*Your task:* For the data below, give the number of lines containing "this" and nothing more.
--*--
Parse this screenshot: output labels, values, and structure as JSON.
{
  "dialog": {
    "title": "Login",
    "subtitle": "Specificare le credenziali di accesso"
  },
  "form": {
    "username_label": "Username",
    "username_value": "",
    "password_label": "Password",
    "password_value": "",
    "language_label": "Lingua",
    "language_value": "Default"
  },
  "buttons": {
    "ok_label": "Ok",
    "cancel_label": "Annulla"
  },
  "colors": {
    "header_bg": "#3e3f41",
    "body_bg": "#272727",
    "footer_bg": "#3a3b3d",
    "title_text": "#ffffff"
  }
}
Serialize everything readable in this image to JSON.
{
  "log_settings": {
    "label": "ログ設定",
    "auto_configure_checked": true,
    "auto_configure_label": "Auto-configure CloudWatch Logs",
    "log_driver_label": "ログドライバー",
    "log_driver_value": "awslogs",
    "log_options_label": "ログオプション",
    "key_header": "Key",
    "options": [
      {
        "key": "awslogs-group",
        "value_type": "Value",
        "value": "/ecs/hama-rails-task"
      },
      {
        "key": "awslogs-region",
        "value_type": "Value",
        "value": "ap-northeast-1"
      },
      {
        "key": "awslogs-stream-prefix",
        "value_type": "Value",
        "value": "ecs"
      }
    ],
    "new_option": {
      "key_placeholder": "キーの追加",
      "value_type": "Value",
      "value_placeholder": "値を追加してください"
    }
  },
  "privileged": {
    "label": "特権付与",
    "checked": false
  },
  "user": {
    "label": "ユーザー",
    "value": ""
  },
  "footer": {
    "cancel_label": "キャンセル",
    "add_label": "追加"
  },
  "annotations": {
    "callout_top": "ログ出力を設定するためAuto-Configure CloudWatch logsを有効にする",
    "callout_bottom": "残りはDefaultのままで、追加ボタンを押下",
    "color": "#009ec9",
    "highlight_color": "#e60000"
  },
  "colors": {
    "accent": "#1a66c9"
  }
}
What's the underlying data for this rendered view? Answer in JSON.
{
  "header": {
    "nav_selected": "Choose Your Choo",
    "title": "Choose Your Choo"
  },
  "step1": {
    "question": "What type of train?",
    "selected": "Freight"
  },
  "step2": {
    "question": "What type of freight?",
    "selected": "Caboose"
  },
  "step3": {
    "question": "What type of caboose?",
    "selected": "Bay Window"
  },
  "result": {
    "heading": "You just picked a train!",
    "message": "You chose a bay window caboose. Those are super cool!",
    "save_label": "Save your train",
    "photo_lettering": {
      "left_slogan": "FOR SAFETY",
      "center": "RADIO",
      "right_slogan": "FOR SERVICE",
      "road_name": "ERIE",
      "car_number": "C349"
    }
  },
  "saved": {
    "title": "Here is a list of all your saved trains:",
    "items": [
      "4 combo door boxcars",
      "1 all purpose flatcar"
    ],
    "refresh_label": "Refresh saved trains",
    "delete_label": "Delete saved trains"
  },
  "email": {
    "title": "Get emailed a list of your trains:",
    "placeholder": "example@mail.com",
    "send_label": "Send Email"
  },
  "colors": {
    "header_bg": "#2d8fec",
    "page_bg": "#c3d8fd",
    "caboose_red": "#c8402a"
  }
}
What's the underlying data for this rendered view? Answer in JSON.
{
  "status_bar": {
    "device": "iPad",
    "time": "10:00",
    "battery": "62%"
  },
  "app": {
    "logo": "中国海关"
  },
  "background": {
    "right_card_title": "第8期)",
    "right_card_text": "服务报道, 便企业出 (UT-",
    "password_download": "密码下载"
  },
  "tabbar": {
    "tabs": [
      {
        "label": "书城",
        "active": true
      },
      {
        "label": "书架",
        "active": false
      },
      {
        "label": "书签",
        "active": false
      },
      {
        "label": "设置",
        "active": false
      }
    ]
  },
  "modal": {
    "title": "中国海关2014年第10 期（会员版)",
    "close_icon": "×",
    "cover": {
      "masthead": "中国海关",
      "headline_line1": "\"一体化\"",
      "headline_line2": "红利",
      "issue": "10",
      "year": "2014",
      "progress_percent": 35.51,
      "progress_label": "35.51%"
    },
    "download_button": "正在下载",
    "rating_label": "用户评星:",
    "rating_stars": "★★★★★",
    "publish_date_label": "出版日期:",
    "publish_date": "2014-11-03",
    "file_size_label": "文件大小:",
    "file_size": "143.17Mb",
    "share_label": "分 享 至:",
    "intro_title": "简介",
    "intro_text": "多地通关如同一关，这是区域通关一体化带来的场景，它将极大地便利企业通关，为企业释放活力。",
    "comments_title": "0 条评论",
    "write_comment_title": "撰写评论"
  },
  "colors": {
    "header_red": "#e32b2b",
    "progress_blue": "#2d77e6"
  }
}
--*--
*Response to the exercise:* 4